*** MATERIAL FOR THIS EXERCISE Section Begins ***

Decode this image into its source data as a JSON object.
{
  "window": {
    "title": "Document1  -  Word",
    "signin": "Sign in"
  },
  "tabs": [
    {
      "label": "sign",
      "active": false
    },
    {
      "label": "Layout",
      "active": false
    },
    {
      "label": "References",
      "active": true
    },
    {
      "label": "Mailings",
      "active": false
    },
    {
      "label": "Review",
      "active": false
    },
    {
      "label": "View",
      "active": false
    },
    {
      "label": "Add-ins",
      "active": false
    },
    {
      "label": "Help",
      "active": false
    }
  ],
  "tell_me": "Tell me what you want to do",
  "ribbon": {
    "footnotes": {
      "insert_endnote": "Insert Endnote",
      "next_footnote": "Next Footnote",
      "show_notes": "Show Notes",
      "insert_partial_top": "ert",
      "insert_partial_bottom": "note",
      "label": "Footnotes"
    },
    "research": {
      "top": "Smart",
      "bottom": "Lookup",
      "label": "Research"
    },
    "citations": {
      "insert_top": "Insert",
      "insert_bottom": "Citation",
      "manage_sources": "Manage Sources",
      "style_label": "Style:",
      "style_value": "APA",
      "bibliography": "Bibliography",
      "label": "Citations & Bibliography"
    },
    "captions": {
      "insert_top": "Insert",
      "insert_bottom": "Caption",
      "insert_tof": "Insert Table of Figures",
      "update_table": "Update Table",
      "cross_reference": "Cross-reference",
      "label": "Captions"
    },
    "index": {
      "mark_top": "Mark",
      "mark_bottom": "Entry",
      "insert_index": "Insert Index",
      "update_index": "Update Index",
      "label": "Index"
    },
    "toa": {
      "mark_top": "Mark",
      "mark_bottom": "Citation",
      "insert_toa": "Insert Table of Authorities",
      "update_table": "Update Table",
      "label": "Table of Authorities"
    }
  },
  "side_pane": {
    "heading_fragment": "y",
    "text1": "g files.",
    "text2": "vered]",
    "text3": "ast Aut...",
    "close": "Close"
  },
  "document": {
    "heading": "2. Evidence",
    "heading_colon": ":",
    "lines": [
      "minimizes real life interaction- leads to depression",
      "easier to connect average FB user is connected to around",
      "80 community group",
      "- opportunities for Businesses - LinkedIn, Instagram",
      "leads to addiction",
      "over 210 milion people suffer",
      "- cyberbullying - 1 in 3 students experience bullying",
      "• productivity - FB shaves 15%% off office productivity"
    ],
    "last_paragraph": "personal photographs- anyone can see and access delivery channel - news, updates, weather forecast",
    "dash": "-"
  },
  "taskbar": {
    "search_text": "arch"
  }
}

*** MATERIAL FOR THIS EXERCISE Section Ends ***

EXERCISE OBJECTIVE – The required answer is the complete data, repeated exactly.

ANSWER TO THIS PROBLEM –
Decode this image into its source data as a JSON object.
{
  "window": {
    "title": "Document1  -  Word",
    "signin": "Sign in"
  },
  "tabs": [
    {
      "label": "sign",
      "active": false
    },
    {
      "label": "Layout",
      "active": false
    },
    {
      "label": "References",
      "active": true
    },
    {
      "label": "Mailings",
      "active": false
    },
    {
      "label": "Review",
      "active": false
    },
    {
      "label": "View",
      "active": false
    },
    {
      "label": "Add-ins",
      "active": false
    },
    {
      "label": "Help",
      "active": false
    }
  ],
  "tell_me": "Tell me what you want to do",
  "ribbon": {
    "footnotes": {
      "insert_endnote": "Insert Endnote",
      "next_footnote": "Next Footnote",
      "show_notes": "Show Notes",
      "insert_partial_top": "ert",
      "insert_partial_bottom": "note",
      "label": "Footnotes"
    },
    "research": {
      "top": "Smart",
      "bottom": "Lookup",
      "label": "Research"
    },
    "citations": {
      "insert_top": "Insert",
      "insert_bottom": "Citation",
      "manage_sources": "Manage Sources",
      "style_label": "Style:",
      "style_value": "APA",
      "bibliography": "Bibliography",
      "label": "Citations & Bibliography"
    },
    "captions": {
      "insert_top": "Insert",
      "insert_bottom": "Caption",
      "insert_tof": "Insert Table of Figures",
      "update_table": "Update Table",
      "cross_reference": "Cross-reference",
      "label": "Captions"
    },
    "index": {
      "mark_top": "Mark",
      "mark_bottom": "Entry",
      "insert_index": "Insert Index",
      "update_index": "Update Index",
      "label": "Index"
    },
    "toa": {
      "mark_top": "Mark",
      "mark_bottom": "Citation",
      "insert_toa": "Insert Table of Authorities",
      "update_table": "Update Table",
      "label": "Table of Authorities"
    }
  },
  "side_pane": {
    "heading_fragment": "y",
    "text1": "g files.",
    "text2": "vered]",
    "text3": "ast Aut...",
    "close": "Close"
  },
  "document": {
    "heading": "2. Evidence",
    "heading_colon": ":",
    "lines": [
      "minimizes real life interaction- leads to depression",
      "easier to connect average FB user is connected to around",
      "80 community group",
      "- opportunities for Businesses - LinkedIn, Instagram",
      "leads to addiction",
      "over 210 milion people suffer",
      "- cyberbullying - 1 in 3 students experience bullying",
      "• productivity - FB shaves 15%% off office productivity"
    ],
    "last_paragraph": "personal photographs- anyone can see and access delivery channel - news, updates, weather forecast",
    "dash": "-"
  },
  "taskbar": {
    "search_text": "arch"
  }
}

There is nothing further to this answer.